START DATA UNDER STUDY

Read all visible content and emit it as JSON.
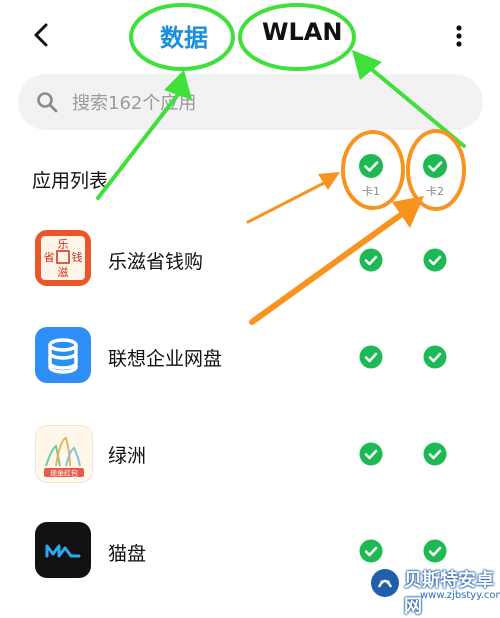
{
  "header": {
    "tab_data": "数据",
    "tab_wlan": "WLAN"
  },
  "search": {
    "placeholder": "搜索162个应用"
  },
  "list": {
    "title": "应用列表",
    "col_sim1": "卡1",
    "col_sim2": "卡2"
  },
  "apps": [
    {
      "name": "乐滋省钱购",
      "icon": "lezi-icon",
      "sim1": true,
      "sim2": true
    },
    {
      "name": "联想企业网盘",
      "icon": "lenovo-box-icon",
      "sim1": true,
      "sim2": true
    },
    {
      "name": "绿洲",
      "icon": "oasis-icon",
      "sim1": true,
      "sim2": true
    },
    {
      "name": "猫盘",
      "icon": "maopan-icon",
      "sim1": true,
      "sim2": true
    }
  ],
  "lezi_icon_chars": {
    "top": "乐",
    "left": "省",
    "right": "钱",
    "bottom": "滋"
  },
  "oasis_icon_caption": "现金红包",
  "watermark": {
    "name": "贝斯特安卓网",
    "url": "www.zjbstyy.com"
  },
  "colors": {
    "accent": "#1a8fe0",
    "check_green": "#1db954",
    "annotation_green": "#3fe03a",
    "annotation_orange": "#f7931e"
  }
}
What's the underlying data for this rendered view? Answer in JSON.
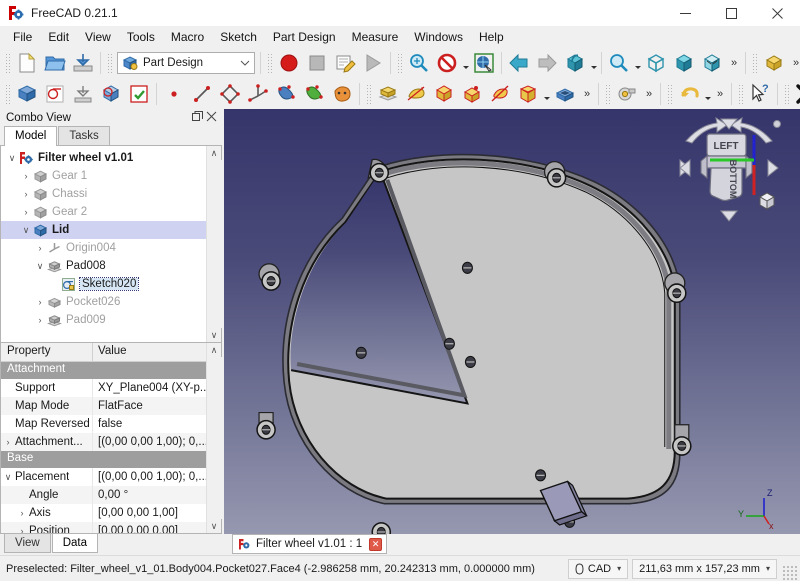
{
  "window": {
    "app_icon": "freecad-logo-icon",
    "title": "FreeCAD 0.21.1",
    "minimize_label": "—",
    "maximize_label": "□",
    "close_label": "×"
  },
  "menubar": {
    "items": [
      {
        "label": "File"
      },
      {
        "label": "Edit"
      },
      {
        "label": "View"
      },
      {
        "label": "Tools"
      },
      {
        "label": "Macro"
      },
      {
        "label": "Sketch"
      },
      {
        "label": "Part Design"
      },
      {
        "label": "Measure"
      },
      {
        "label": "Windows"
      },
      {
        "label": "Help"
      }
    ]
  },
  "toolbars": {
    "workbench_selector": {
      "value": "Part Design",
      "icon": "part-design-workbench-icon",
      "chevron": "∨"
    },
    "row1": [
      {
        "name": "new-document-button",
        "icon": "new-file-icon"
      },
      {
        "name": "open-document-button",
        "icon": "open-folder-icon"
      },
      {
        "name": "save-document-button",
        "icon": "save-icon"
      },
      {
        "name": "macro-record-button",
        "icon": "record-red-circle-icon"
      },
      {
        "name": "macro-stop-button",
        "icon": "stop-square-icon"
      },
      {
        "name": "macros-button",
        "icon": "macro-edit-icon"
      },
      {
        "name": "macro-execute-button",
        "icon": "play-triangle-icon"
      },
      {
        "name": "std-view-fit-button",
        "icon": "fit-all-magnifier-icon"
      },
      {
        "name": "draw-style-button",
        "icon": "draw-style-no-icon"
      },
      {
        "name": "toggle-axis-cross-button",
        "icon": "axis-cross-globe-icon"
      },
      {
        "name": "back-view-button",
        "icon": "arrow-left-blue-icon"
      },
      {
        "name": "forward-view-button",
        "icon": "arrow-right-gray-icon"
      },
      {
        "name": "std-views-button",
        "icon": "isometric-cube-icon"
      },
      {
        "name": "zoom-button",
        "icon": "zoom-magnifier-icon"
      },
      {
        "name": "fit-selection-button",
        "icon": "bounding-box-icon"
      },
      {
        "name": "axonometric-button",
        "icon": "axonometric-cube-icon"
      },
      {
        "name": "measure-cube-button",
        "icon": "measure-cube-icon"
      },
      {
        "name": "overflow-row1-button",
        "icon": "chevron-double-right-icon"
      },
      {
        "name": "part-pad-button",
        "icon": "pad-yellow-icon"
      },
      {
        "name": "overflow-row1b-button",
        "icon": "chevron-double-right-icon"
      }
    ],
    "row2": [
      {
        "name": "create-body-button",
        "icon": "body-blue-icon"
      },
      {
        "name": "create-sketch-button",
        "icon": "sketch-red-icon"
      },
      {
        "name": "attach-sketch-button",
        "icon": "attach-sketch-icon"
      },
      {
        "name": "validate-sketch-button",
        "icon": "validate-sketch-icon"
      },
      {
        "name": "leave-sketch-button",
        "icon": "leave-sketch-green-icon"
      },
      {
        "name": "create-point-button",
        "icon": "point-icon"
      },
      {
        "name": "create-line-button",
        "icon": "line-icon"
      },
      {
        "name": "create-polyline-button",
        "icon": "polyline-icon"
      },
      {
        "name": "create-datum-button",
        "icon": "datum-icon"
      },
      {
        "name": "shape-binder-button",
        "icon": "shape-binder-blue-icon"
      },
      {
        "name": "sub-shape-binder-button",
        "icon": "sub-binder-green-icon"
      },
      {
        "name": "clone-button",
        "icon": "clone-orange-icon"
      },
      {
        "name": "pad-button",
        "icon": "pad-yellow-layers-icon"
      },
      {
        "name": "revolution-button",
        "icon": "revolution-yellow-icon"
      },
      {
        "name": "pocket-button",
        "icon": "pocket-red-icon"
      },
      {
        "name": "hole-button",
        "icon": "hole-red-icon"
      },
      {
        "name": "groove-button",
        "icon": "groove-red-icon"
      },
      {
        "name": "additive-primitive-button",
        "icon": "additive-box-icon"
      },
      {
        "name": "subtractive-primitive-button",
        "icon": "subtractive-box-blue-icon"
      },
      {
        "name": "overflow-row2-button",
        "icon": "chevron-double-right-icon"
      },
      {
        "name": "measure-button",
        "icon": "measure-tape-icon"
      },
      {
        "name": "overflow-row2b-button",
        "icon": "chevron-double-right-icon"
      },
      {
        "name": "undo-button",
        "icon": "undo-yellow-arrow-icon"
      },
      {
        "name": "overflow-row2c-button",
        "icon": "chevron-double-right-icon"
      },
      {
        "name": "whats-this-button",
        "icon": "whats-this-cursor-icon"
      },
      {
        "name": "close-x-button",
        "icon": "black-x-icon"
      },
      {
        "name": "overflow-row2d-button",
        "icon": "chevron-double-right-icon"
      }
    ]
  },
  "combo_view": {
    "title": "Combo View",
    "float_label": "❐",
    "close_label": "✕",
    "tabs": [
      {
        "label": "Model",
        "active": true
      },
      {
        "label": "Tasks",
        "active": false
      }
    ],
    "tree": [
      {
        "label": "Filter wheel v1.01",
        "depth": 0,
        "twisty": "∨",
        "icon": "document-icon",
        "bold": true,
        "dim": false,
        "selected": false,
        "editbox": false
      },
      {
        "label": "Gear 1",
        "depth": 1,
        "twisty": "›",
        "icon": "body-gray-icon",
        "bold": false,
        "dim": true,
        "selected": false,
        "editbox": false
      },
      {
        "label": "Chassi",
        "depth": 1,
        "twisty": "›",
        "icon": "body-gray-icon",
        "bold": false,
        "dim": true,
        "selected": false,
        "editbox": false
      },
      {
        "label": "Gear 2",
        "depth": 1,
        "twisty": "›",
        "icon": "body-gray-icon",
        "bold": false,
        "dim": true,
        "selected": false,
        "editbox": false
      },
      {
        "label": "Lid",
        "depth": 1,
        "twisty": "∨",
        "icon": "body-blue-icon",
        "bold": true,
        "dim": false,
        "selected": true,
        "editbox": false
      },
      {
        "label": "Origin004",
        "depth": 2,
        "twisty": "›",
        "icon": "origin-icon",
        "bold": false,
        "dim": true,
        "selected": false,
        "editbox": false
      },
      {
        "label": "Pad008",
        "depth": 2,
        "twisty": "∨",
        "icon": "pad-feature-icon",
        "bold": false,
        "dim": false,
        "selected": false,
        "editbox": false
      },
      {
        "label": "Sketch020",
        "depth": 3,
        "twisty": "",
        "icon": "sketch-feature-icon",
        "bold": false,
        "dim": false,
        "selected": false,
        "editbox": true
      },
      {
        "label": "Pocket026",
        "depth": 2,
        "twisty": "›",
        "icon": "pocket-feature-icon",
        "bold": false,
        "dim": true,
        "selected": false,
        "editbox": false
      },
      {
        "label": "Pad009",
        "depth": 2,
        "twisty": "›",
        "icon": "pad-feature-icon",
        "bold": false,
        "dim": true,
        "selected": false,
        "editbox": false
      }
    ],
    "tree_scroll": {
      "up": "∧",
      "down": "∨"
    },
    "property_editor": {
      "headers": {
        "property": "Property",
        "value": "Value"
      },
      "rows": [
        {
          "type": "group",
          "label": "Attachment"
        },
        {
          "type": "row",
          "name": "Support",
          "value": "XY_Plane004 (XY-p...",
          "indent": 1,
          "expander": ""
        },
        {
          "type": "row",
          "name": "Map Mode",
          "value": "FlatFace",
          "indent": 1,
          "expander": ""
        },
        {
          "type": "row",
          "name": "Map Reversed",
          "value": "false",
          "indent": 1,
          "expander": ""
        },
        {
          "type": "row",
          "name": "Attachment...",
          "value": "[(0,00 0,00 1,00); 0,...",
          "indent": 0,
          "expander": "›"
        },
        {
          "type": "group",
          "label": "Base"
        },
        {
          "type": "row",
          "name": "Placement",
          "value": "[(0,00 0,00 1,00); 0,...",
          "indent": 0,
          "expander": "∨"
        },
        {
          "type": "row",
          "name": "Angle",
          "value": "0,00 °",
          "indent": 2,
          "expander": ""
        },
        {
          "type": "row",
          "name": "Axis",
          "value": "[0,00 0,00 1,00]",
          "indent": 1,
          "expander": "›"
        },
        {
          "type": "row",
          "name": "Position",
          "value": "[0,00 0,00 0,00]",
          "indent": 1,
          "expander": "›"
        }
      ],
      "scroll": {
        "up": "∧",
        "down": "∨"
      }
    },
    "bottom_tabs": [
      {
        "label": "View",
        "active": false
      },
      {
        "label": "Data",
        "active": true
      }
    ]
  },
  "view3d": {
    "navigation_cube": {
      "top_face": "LEFT",
      "front_face": "BOTTOM"
    },
    "axis_labels": {
      "x": "x",
      "y": "Y",
      "z": "Z"
    },
    "colors": {
      "bg_top": "#35356b",
      "bg_bottom": "#9496ae",
      "model_face": "#c8c8c8",
      "model_edge": "#1a1a1a",
      "model_side": "#8c8c8c",
      "highlight_face": "#9a9ab8"
    }
  },
  "document_tabs": [
    {
      "label": "Filter wheel v1.01 : 1",
      "icon": "freecad-logo-icon",
      "close": "✕",
      "active": true
    }
  ],
  "statusbar": {
    "message": "Preselected: Filter_wheel_v1_01.Body004.Pocket027.Face4 (-2.986258 mm, 20.242313 mm, 0.000000 mm)",
    "unit_system": {
      "icon": "unit-icon",
      "label": "CAD",
      "chevron": "▾"
    },
    "dimensions": {
      "label": "211,63 mm x 157,23 mm",
      "chevron": "▾"
    }
  }
}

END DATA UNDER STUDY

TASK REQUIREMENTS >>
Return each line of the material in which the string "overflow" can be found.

RESULT FOR THIS EXERCISE >>
        "name": "overflow-row1-button",
        "name": "overflow-row1b-button",
        "name": "overflow-row2-button",
        "name": "overflow-row2b-button",
        "name": "overflow-row2c-button",
        "name": "overflow-row2d-button",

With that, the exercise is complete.